“Tis the (silly) season to be jolly….”
I fucking love Christmas. I love it nearly as much as I love saying fucking. And what’s not to love? Hot days and balmy nights (here in OZ), sexy young girls wearing string bikinis on the beach, booze flowing freely night after night while you throw another prawn on the ‘Barbie.’ I could go on…
And then there’s you-know-who. No, I’m not talking about whats-his-name-from Harry Potter. I’m talking about the Grinch who stole Christmas. That fury, fucked up, maniacal Bond villain wannabe, aka silly season traffic (that’s right; contrary to popular belief the Grinch isn’t a perverted, anti-social, glass eating, Law & Order watching, gift stealing thug).

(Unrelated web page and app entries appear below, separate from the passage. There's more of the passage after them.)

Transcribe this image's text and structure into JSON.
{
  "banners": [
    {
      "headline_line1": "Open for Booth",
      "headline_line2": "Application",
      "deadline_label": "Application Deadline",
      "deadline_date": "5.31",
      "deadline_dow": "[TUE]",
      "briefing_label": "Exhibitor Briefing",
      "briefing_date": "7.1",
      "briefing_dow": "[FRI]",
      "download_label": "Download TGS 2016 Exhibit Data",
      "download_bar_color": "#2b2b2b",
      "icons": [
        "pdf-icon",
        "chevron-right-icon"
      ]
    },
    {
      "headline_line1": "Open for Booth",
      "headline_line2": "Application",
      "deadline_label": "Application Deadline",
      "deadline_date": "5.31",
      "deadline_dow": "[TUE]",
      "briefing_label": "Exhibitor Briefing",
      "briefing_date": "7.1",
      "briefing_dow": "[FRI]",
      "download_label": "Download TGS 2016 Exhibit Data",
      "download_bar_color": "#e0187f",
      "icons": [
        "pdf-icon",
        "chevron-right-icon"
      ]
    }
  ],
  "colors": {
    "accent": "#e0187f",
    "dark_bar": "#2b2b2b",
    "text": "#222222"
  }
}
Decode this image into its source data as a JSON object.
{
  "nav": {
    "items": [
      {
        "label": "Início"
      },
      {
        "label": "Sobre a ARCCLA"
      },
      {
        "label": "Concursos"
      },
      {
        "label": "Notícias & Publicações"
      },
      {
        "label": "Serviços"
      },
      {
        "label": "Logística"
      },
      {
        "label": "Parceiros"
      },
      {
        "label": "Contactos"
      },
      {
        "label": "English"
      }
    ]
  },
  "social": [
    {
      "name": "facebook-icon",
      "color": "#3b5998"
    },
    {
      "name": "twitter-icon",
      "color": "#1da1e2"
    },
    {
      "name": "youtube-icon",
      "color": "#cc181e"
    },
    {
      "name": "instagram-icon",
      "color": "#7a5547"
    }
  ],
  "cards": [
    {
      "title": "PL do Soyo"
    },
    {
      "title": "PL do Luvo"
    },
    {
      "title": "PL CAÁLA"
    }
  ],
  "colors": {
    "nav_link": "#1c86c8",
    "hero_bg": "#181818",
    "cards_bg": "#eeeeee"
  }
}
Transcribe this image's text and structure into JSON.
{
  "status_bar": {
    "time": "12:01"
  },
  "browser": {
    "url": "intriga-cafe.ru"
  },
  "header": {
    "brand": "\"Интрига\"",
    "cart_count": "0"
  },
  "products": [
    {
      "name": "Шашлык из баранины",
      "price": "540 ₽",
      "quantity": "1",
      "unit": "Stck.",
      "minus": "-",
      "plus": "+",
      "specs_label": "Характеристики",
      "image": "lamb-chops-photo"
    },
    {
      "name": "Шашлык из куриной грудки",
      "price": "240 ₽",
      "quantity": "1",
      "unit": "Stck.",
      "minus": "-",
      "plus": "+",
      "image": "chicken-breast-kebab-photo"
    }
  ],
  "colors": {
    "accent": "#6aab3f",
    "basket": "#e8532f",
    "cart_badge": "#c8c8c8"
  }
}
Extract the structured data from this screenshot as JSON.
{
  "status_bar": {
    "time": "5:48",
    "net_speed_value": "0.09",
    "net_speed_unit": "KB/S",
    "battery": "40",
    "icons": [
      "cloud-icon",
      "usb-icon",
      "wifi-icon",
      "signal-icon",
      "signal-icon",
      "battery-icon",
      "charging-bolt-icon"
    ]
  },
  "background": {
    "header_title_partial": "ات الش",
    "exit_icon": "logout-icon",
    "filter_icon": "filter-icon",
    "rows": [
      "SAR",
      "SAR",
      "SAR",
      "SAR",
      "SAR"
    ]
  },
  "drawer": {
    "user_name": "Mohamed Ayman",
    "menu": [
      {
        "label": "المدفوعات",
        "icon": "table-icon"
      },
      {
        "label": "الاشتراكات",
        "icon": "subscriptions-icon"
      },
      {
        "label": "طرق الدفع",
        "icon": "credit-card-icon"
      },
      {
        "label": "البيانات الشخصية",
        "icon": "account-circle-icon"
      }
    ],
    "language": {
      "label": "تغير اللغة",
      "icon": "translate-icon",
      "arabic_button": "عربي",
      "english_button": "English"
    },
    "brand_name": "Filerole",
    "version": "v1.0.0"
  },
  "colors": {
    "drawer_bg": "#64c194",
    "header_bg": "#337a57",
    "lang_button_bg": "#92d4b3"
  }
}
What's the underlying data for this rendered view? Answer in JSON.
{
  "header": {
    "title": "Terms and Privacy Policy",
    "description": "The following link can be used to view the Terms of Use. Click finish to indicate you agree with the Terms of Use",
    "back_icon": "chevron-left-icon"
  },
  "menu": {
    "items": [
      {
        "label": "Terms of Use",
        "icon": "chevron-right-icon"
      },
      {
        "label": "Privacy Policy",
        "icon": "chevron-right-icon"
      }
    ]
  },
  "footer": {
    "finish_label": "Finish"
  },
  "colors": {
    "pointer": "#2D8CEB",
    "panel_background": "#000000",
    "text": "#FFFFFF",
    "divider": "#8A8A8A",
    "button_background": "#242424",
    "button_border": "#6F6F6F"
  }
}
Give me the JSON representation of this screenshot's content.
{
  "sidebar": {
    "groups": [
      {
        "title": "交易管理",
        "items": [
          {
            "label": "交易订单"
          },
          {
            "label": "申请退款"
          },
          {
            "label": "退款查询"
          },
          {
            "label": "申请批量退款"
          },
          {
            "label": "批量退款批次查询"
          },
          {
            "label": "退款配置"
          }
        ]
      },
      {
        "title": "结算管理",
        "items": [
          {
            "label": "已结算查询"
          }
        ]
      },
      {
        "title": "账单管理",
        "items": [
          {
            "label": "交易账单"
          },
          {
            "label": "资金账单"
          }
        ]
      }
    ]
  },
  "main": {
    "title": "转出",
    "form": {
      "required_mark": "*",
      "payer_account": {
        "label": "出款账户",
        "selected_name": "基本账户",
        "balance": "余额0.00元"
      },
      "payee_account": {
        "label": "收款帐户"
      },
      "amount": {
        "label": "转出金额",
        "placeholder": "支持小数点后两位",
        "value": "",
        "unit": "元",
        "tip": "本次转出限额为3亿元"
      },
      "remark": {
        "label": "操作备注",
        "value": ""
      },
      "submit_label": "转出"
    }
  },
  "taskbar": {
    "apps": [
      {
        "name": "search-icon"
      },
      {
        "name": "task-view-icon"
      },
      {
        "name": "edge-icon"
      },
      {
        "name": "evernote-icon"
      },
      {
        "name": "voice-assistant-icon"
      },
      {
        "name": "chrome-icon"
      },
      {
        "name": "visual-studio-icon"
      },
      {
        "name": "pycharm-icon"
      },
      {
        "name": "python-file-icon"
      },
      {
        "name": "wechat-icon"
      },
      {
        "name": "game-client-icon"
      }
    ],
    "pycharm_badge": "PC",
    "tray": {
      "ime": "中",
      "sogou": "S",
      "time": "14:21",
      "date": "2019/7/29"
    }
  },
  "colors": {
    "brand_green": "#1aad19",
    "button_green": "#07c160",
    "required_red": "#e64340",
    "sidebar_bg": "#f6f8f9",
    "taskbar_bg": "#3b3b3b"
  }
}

Having spent God only knows how many hours stuck in traffic in my former life as an ‘on-road’ sales manager, I know a thing or two about being stuck in traffic. In fact you might even say I am a stuck in traffic hour expert. I’ve even coined the phrase Stuck In Traffic Syndrome (SITS). Symptoms may include:
- Paranoia (that clicking noise is a sure sign your car is going to break down at any moment)
- Asthma flare up
I think it’s safe to say many of us experience some, if not all, of those symptoms every time we drive to and from work, on school runs, or just being in the wrong place at the wrong time, so to speak.
External factors such as:
- Flies sticking to your eyes heat
- Biblical sized down pours
- Can’t- see- a –thing- in front- of -you-sun-glare
- Reckless (dickhead) motorists trying to run you off the road, or cutting you off and…
Your whinging, whining, crazy ass missus annoying the fuck out of you to the point you want to die blissfully in nicotine poisoning, shave your head off with her stupidity (I actually saw someone trying to do this once), or punch someone in the face.
I can’t speak for everyone, but the short and long term side effects of SITS for me included:
- High blood pressure
- Body aches and tension
- Weakened immune system
During the holidays, these symptoms grow bigger than Ben Hur and heavier than hypochondria in a nursing home (I’ll probably get in trouble for saying that, but…).
Here’s 3 ways to keep your cool on the road this silly season.
The first, and by far the most important thing to do is get your thinking right. For me, writing the following note and whacking it to the glovebox of my car so I could read it every time I drove helped:
Rather than seeing silly season traffic as an ‘oh no, here we go again’ moment I will see it as another way to become a better man by remaining calm in a stressful situation. When I’m in silly season traffic I will tell myself over and over that I am cool, calm and in control. I can handle this.
Make The Most Of Bad Situation
In the past, whenever silly season traffic came to a stop for lengthy periods, I would either get really angry, or anxious, or have mild panic attacks. Now, I put myself in a meditative state by focusing on the sounds around me, checking in with my how my body’s feeling, and do correct breathing exercises. I then use the ‘downtime’ to catch up on my favorite podcasts or porn.
Laugh Out Loud
To keep things interesting I sometimes record myself having a pretend conversation between me and a co-worker, or act out one of my favorite James Bond scenes– I always have a good laugh every time I play back what I’ve recorded. As the saying goes, laughter is the best medicine, and I definitely find it helps take my mind off being stuck in silly season traffic and remain in control.
Bonus: the look on some motorists’ faces when they see me re-enacting the opening scene from Diamonds Are Forever is priceless!
I still punch the steering wheel, huff and puff, and curse (under my breath) from time to time when I’m in silly season traffic, and I’m OK with that. Mastering anything new takes time. Besides, letting off steam is therapeutic. Ditto being authentic with how you feel. I don’t deny driving in silly season traffic makes me angry, isn’t stressful, frustrating, or tell myself it’s something I enjoy.
I can’t control external factors like the weather, reckless motorists, and I can’t make the traffic move faster or disappear, but I can control my emotions and how I respond to what’s going on.
This is an edited and updated version of a post that originally appeared in The Self Improvement Blog – Ed.